▸ **THE TASK**
This exercise calls for the records to be returned exactly, with images removed.

▸ **DATASET CONTENT**

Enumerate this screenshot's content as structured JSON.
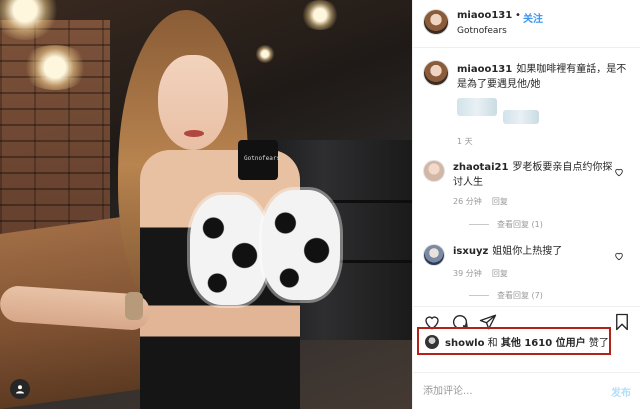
{
  "post": {
    "photo": {
      "mug_text": "Gotnofears"
    },
    "header": {
      "username": "miaoo131",
      "separator": "•",
      "follow_label": "关注",
      "subtitle": "Gotnofears"
    },
    "caption": {
      "username": "miaoo131",
      "text": "如果咖啡裡有童話，是不是為了要遇見他/她",
      "time": "1 天"
    },
    "comments": [
      {
        "username": "zhaotai21",
        "text": "罗老板要亲自点约你探讨人生",
        "time": "26 分钟",
        "reply_label": "回复",
        "view_replies": "查看回复 (1)"
      },
      {
        "username": "isxuyz",
        "text": "姐姐你上热搜了",
        "time": "39 分钟",
        "reply_label": "回复",
        "view_replies": "查看回复 (7)"
      }
    ],
    "likes": {
      "prefix_user": "showlo",
      "connector": " 和 ",
      "others": "其他 1610 位用户",
      "suffix": " 赞了"
    },
    "add_comment": {
      "placeholder": "添加评论...",
      "post_label": "发布"
    },
    "colors": {
      "link_blue": "#3897f0",
      "highlight_red": "#b3221a",
      "muted_gray": "#999999"
    },
    "icons": [
      "heart-icon",
      "comment-icon",
      "share-icon",
      "bookmark-icon",
      "user-tag-icon"
    ]
  }
}
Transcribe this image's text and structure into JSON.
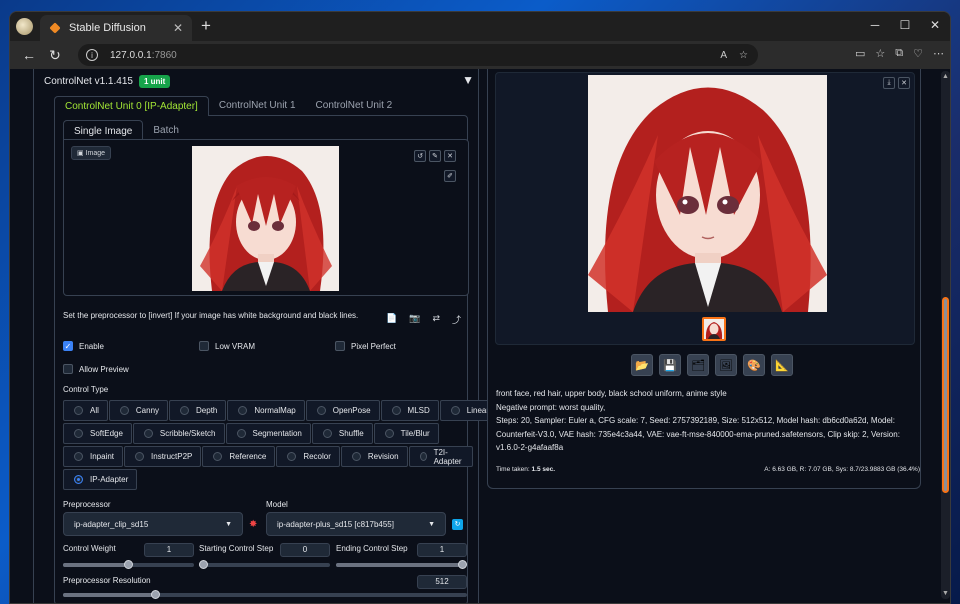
{
  "browser": {
    "tab_title": "Stable Diffusion",
    "tab_close": "✕",
    "new_tab": "+",
    "url_host": "127.0.0.1",
    "url_port": ":7860",
    "win_min": "─",
    "win_max": "☐",
    "win_close": "✕"
  },
  "controlnet": {
    "title": "ControlNet v1.1.415",
    "badge": "1 unit",
    "unit_tabs": [
      "ControlNet Unit 0 [IP-Adapter]",
      "ControlNet Unit 1",
      "ControlNet Unit 2"
    ],
    "image_tabs": [
      "Single Image",
      "Batch"
    ],
    "image_label": "Image",
    "hint": "Set the preprocessor to [invert] If your image has white background and black lines.",
    "enable_label": "Enable",
    "low_vram_label": "Low VRAM",
    "pixel_perfect_label": "Pixel Perfect",
    "allow_preview_label": "Allow Preview",
    "control_type_label": "Control Type",
    "control_types": [
      [
        "All",
        "Canny",
        "Depth",
        "NormalMap",
        "OpenPose",
        "MLSD",
        "Lineart"
      ],
      [
        "SoftEdge",
        "Scribble/Sketch",
        "Segmentation",
        "Shuffle",
        "Tile/Blur"
      ],
      [
        "Inpaint",
        "InstructP2P",
        "Reference",
        "Recolor",
        "Revision",
        "T2I-Adapter"
      ],
      [
        "IP-Adapter"
      ]
    ],
    "selected_control_type": "IP-Adapter",
    "preprocessor_label": "Preprocessor",
    "preprocessor_value": "ip-adapter_clip_sd15",
    "model_label": "Model",
    "model_value": "ip-adapter-plus_sd15 [c817b455]",
    "control_weight_label": "Control Weight",
    "control_weight": "1",
    "control_weight_fraction": 0.5,
    "start_step_label": "Starting Control Step",
    "start_step": "0",
    "start_step_fraction": 0,
    "end_step_label": "Ending Control Step",
    "end_step": "1",
    "end_step_fraction": 1,
    "resolution_label": "Preprocessor Resolution",
    "resolution": "512",
    "resolution_fraction": 0.23
  },
  "output": {
    "prompt": "front face, red hair, upper body, black school uniform, anime style",
    "negative": "Negative prompt: worst quality,",
    "params": "Steps: 20, Sampler: Euler a, CFG scale: 7, Seed: 2757392189, Size: 512x512, Model hash: db6cd0a62d, Model: Counterfeit-V3.0, VAE hash: 735e4c3a44, VAE: vae-ft-mse-840000-ema-pruned.safetensors, Clip skip: 2, Version: v1.6.0-2-g4afaaf8a",
    "time_label": "Time taken:",
    "time_value": "1.5 sec.",
    "memory": "A: 6.63 GB, R: 7.07 GB, Sys: 8.7/23.9883 GB (36.4%)"
  },
  "colors": {
    "accent_green": "#a3e635",
    "badge_green": "#16a34a",
    "selected_blue": "#3b82f6",
    "thumb_border": "#f97316"
  },
  "icons": [
    "folder-icon",
    "save-icon",
    "zip-icon",
    "img2img-icon",
    "inpaint-icon",
    "extras-icon"
  ]
}
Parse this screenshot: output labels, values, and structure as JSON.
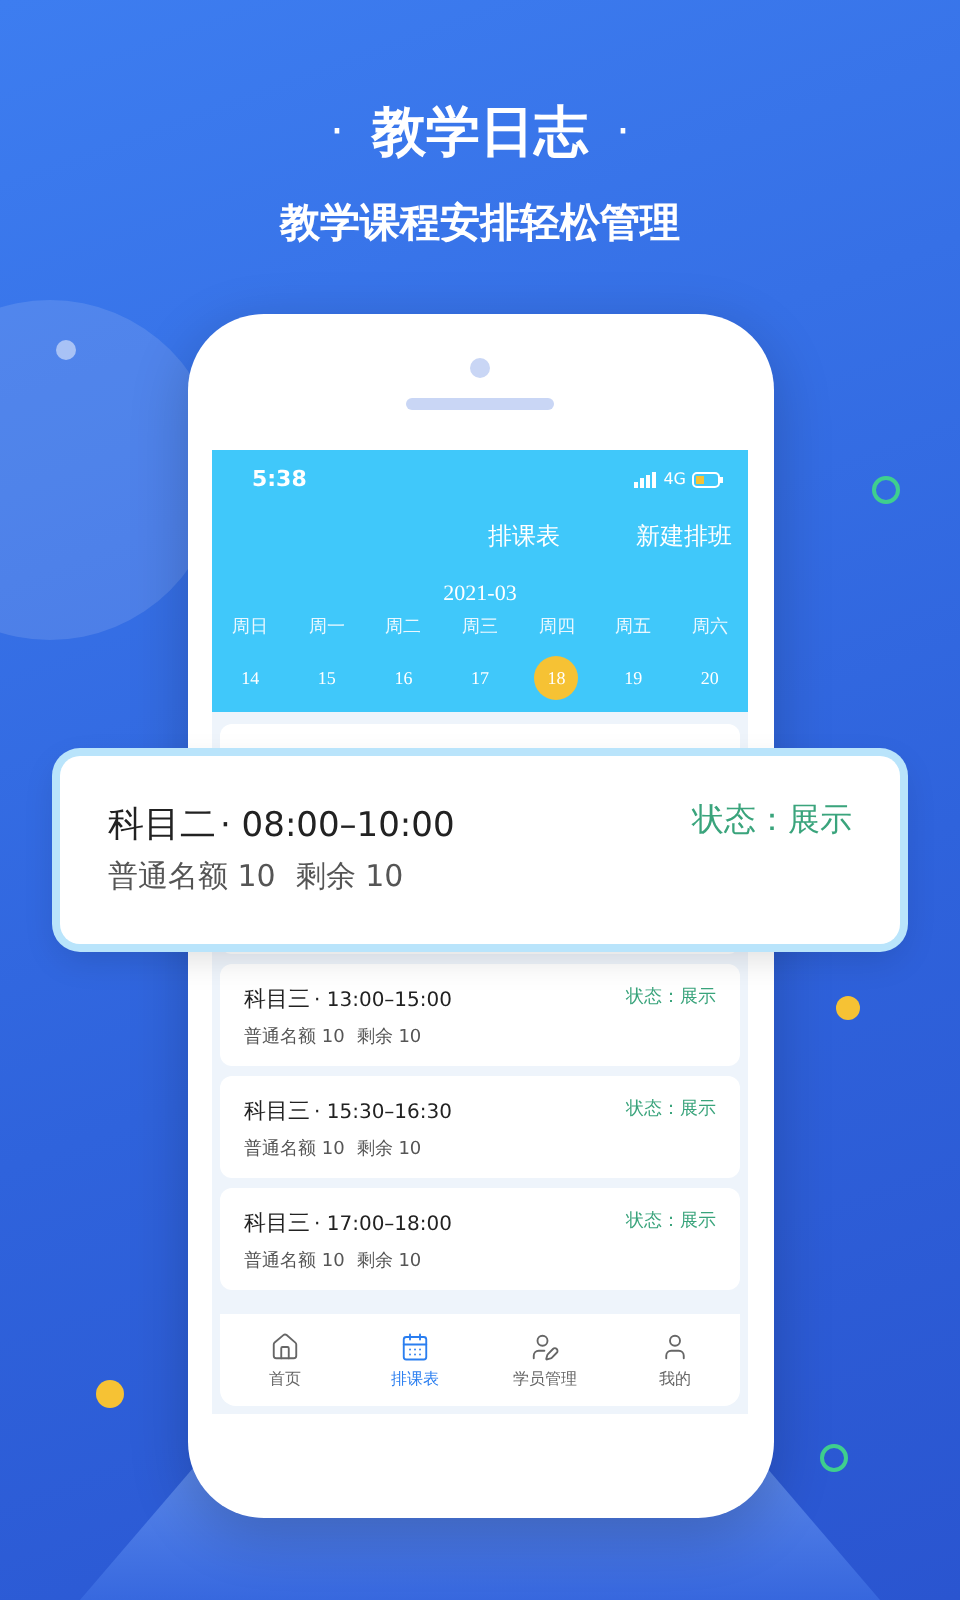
{
  "headline": {
    "dot_left": "·",
    "title": "教学日志",
    "dot_right": "·"
  },
  "subtitle": "教学课程安排轻松管理",
  "status_bar": {
    "time": "5:38",
    "network": "4G"
  },
  "header": {
    "title": "排课表",
    "action": "新建排班",
    "month": "2021-03"
  },
  "days": [
    {
      "weekday": "周日",
      "date": "14",
      "selected": false
    },
    {
      "weekday": "周一",
      "date": "15",
      "selected": false
    },
    {
      "weekday": "周二",
      "date": "16",
      "selected": false
    },
    {
      "weekday": "周三",
      "date": "17",
      "selected": false
    },
    {
      "weekday": "周四",
      "date": "18",
      "selected": true
    },
    {
      "weekday": "周五",
      "date": "19",
      "selected": false
    },
    {
      "weekday": "周六",
      "date": "20",
      "selected": false
    }
  ],
  "popup_card": {
    "subject": "科目二",
    "time": "· 08:00–10:00",
    "quota": "普通名额 10",
    "remaining": "剩余 10",
    "status": "状态：展示"
  },
  "cards": [
    {
      "subject": "科目三",
      "time": "· 13:00–15:00",
      "quota": "普通名额 10",
      "remaining": "剩余 10",
      "status": "状态：展示"
    },
    {
      "subject": "科目三",
      "time": "· 15:30–16:30",
      "quota": "普通名额 10",
      "remaining": "剩余 10",
      "status": "状态：展示"
    },
    {
      "subject": "科目三",
      "time": "· 17:00–18:00",
      "quota": "普通名额 10",
      "remaining": "剩余 10",
      "status": "状态：展示"
    }
  ],
  "tabs": [
    {
      "label": "首页",
      "selected": false
    },
    {
      "label": "排课表",
      "selected": true
    },
    {
      "label": "学员管理",
      "selected": false
    },
    {
      "label": "我的",
      "selected": false
    }
  ]
}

▸ **REPLY TO THE EXERCISE**
Enumerate this screenshot's content as structured JSON.
{
  "post": {
    "photo": {
      "mug_text": "Gotnofears"
    },
    "header": {
      "username": "miaoo131",
      "separator": "•",
      "follow_label": "关注",
      "subtitle": "Gotnofears"
    },
    "caption": {
      "username": "miaoo131",
      "text": "如果咖啡裡有童話，是不是為了要遇見他/她",
      "time": "1 天"
    },
    "comments": [
      {
        "username": "zhaotai21",
        "text": "罗老板要亲自点约你探讨人生",
        "time": "26 分钟",
        "reply_label": "回复",
        "view_replies": "查看回复 (1)"
      },
      {
        "username": "isxuyz",
        "text": "姐姐你上热搜了",
        "time": "39 分钟",
        "reply_label": "回复",
        "view_replies": "查看回复 (7)"
      }
    ],
    "likes": {
      "prefix_user": "showlo",
      "connector": " 和 ",
      "others": "其他 1610 位用户",
      "suffix": " 赞了"
    },
    "add_comment": {
      "placeholder": "添加评论...",
      "post_label": "发布"
    },
    "colors": {
      "link_blue": "#3897f0",
      "highlight_red": "#b3221a",
      "muted_gray": "#999999"
    },
    "icons": [
      "heart-icon",
      "comment-icon",
      "share-icon",
      "bookmark-icon",
      "user-tag-icon"
    ]
  }
}
Transcribe this image's text and structure into JSON.
{
  "browser": {
    "tab_title": "Stable Diffusion",
    "tab_close": "✕",
    "new_tab": "+",
    "url_host": "127.0.0.1",
    "url_port": ":7860",
    "win_min": "─",
    "win_max": "☐",
    "win_close": "✕"
  },
  "controlnet": {
    "title": "ControlNet v1.1.415",
    "badge": "1 unit",
    "unit_tabs": [
      "ControlNet Unit 0 [IP-Adapter]",
      "ControlNet Unit 1",
      "ControlNet Unit 2"
    ],
    "image_tabs": [
      "Single Image",
      "Batch"
    ],
    "image_label": "Image",
    "hint": "Set the preprocessor to [invert] If your image has white background and black lines.",
    "enable_label": "Enable",
    "low_vram_label": "Low VRAM",
    "pixel_perfect_label": "Pixel Perfect",
    "allow_preview_label": "Allow Preview",
    "control_type_label": "Control Type",
    "control_types": [
      [
        "All",
        "Canny",
        "Depth",
        "NormalMap",
        "OpenPose",
        "MLSD",
        "Lineart"
      ],
      [
        "SoftEdge",
        "Scribble/Sketch",
        "Segmentation",
        "Shuffle",
        "Tile/Blur"
      ],
      [
        "Inpaint",
        "InstructP2P",
        "Reference",
        "Recolor",
        "Revision",
        "T2I-Adapter"
      ],
      [
        "IP-Adapter"
      ]
    ],
    "selected_control_type": "IP-Adapter",
    "preprocessor_label": "Preprocessor",
    "preprocessor_value": "ip-adapter_clip_sd15",
    "model_label": "Model",
    "model_value": "ip-adapter-plus_sd15 [c817b455]",
    "control_weight_label": "Control Weight",
    "control_weight": "1",
    "control_weight_fraction": 0.5,
    "start_step_label": "Starting Control Step",
    "start_step": "0",
    "start_step_fraction": 0,
    "end_step_label": "Ending Control Step",
    "end_step": "1",
    "end_step_fraction": 1,
    "resolution_label": "Preprocessor Resolution",
    "resolution": "512",
    "resolution_fraction": 0.23
  },
  "output": {
    "prompt": "front face, red hair, upper body, black school uniform, anime style",
    "negative": "Negative prompt: worst quality,",
    "params": "Steps: 20, Sampler: Euler a, CFG scale: 7, Seed: 2757392189, Size: 512x512, Model hash: db6cd0a62d, Model: Counterfeit-V3.0, VAE hash: 735e4c3a44, VAE: vae-ft-mse-840000-ema-pruned.safetensors, Clip skip: 2, Version: v1.6.0-2-g4afaaf8a",
    "time_label": "Time taken:",
    "time_value": "1.5 sec.",
    "memory": "A: 6.63 GB, R: 7.07 GB, Sys: 8.7/23.9883 GB (36.4%)"
  },
  "colors": {
    "accent_green": "#a3e635",
    "badge_green": "#16a34a",
    "selected_blue": "#3b82f6",
    "thumb_border": "#f97316"
  },
  "icons": [
    "folder-icon",
    "save-icon",
    "zip-icon",
    "img2img-icon",
    "inpaint-icon",
    "extras-icon"
  ]
}
Parse this screenshot: output labels, values, and structure as JSON.
{
  "headline": {
    "dot_left": "·",
    "title": "教学日志",
    "dot_right": "·"
  },
  "subtitle": "教学课程安排轻松管理",
  "status_bar": {
    "time": "5:38",
    "network": "4G"
  },
  "header": {
    "title": "排课表",
    "action": "新建排班",
    "month": "2021-03"
  },
  "days": [
    {
      "weekday": "周日",
      "date": "14",
      "selected": false
    },
    {
      "weekday": "周一",
      "date": "15",
      "selected": false
    },
    {
      "weekday": "周二",
      "date": "16",
      "selected": false
    },
    {
      "weekday": "周三",
      "date": "17",
      "selected": false
    },
    {
      "weekday": "周四",
      "date": "18",
      "selected": true
    },
    {
      "weekday": "周五",
      "date": "19",
      "selected": false
    },
    {
      "weekday": "周六",
      "date": "20",
      "selected": false
    }
  ],
  "popup_card": {
    "subject": "科目二",
    "time": "· 08:00–10:00",
    "quota": "普通名额 10",
    "remaining": "剩余 10",
    "status": "状态：展示"
  },
  "cards": [
    {
      "subject": "科目三",
      "time": "· 13:00–15:00",
      "quota": "普通名额 10",
      "remaining": "剩余 10",
      "status": "状态：展示"
    },
    {
      "subject": "科目三",
      "time": "· 15:30–16:30",
      "quota": "普通名额 10",
      "remaining": "剩余 10",
      "status": "状态：展示"
    },
    {
      "subject": "科目三",
      "time": "· 17:00–18:00",
      "quota": "普通名额 10",
      "remaining": "剩余 10",
      "status": "状态：展示"
    }
  ],
  "tabs": [
    {
      "label": "首页",
      "selected": false
    },
    {
      "label": "排课表",
      "selected": true
    },
    {
      "label": "学员管理",
      "selected": false
    },
    {
      "label": "我的",
      "selected": false
    }
  ]
}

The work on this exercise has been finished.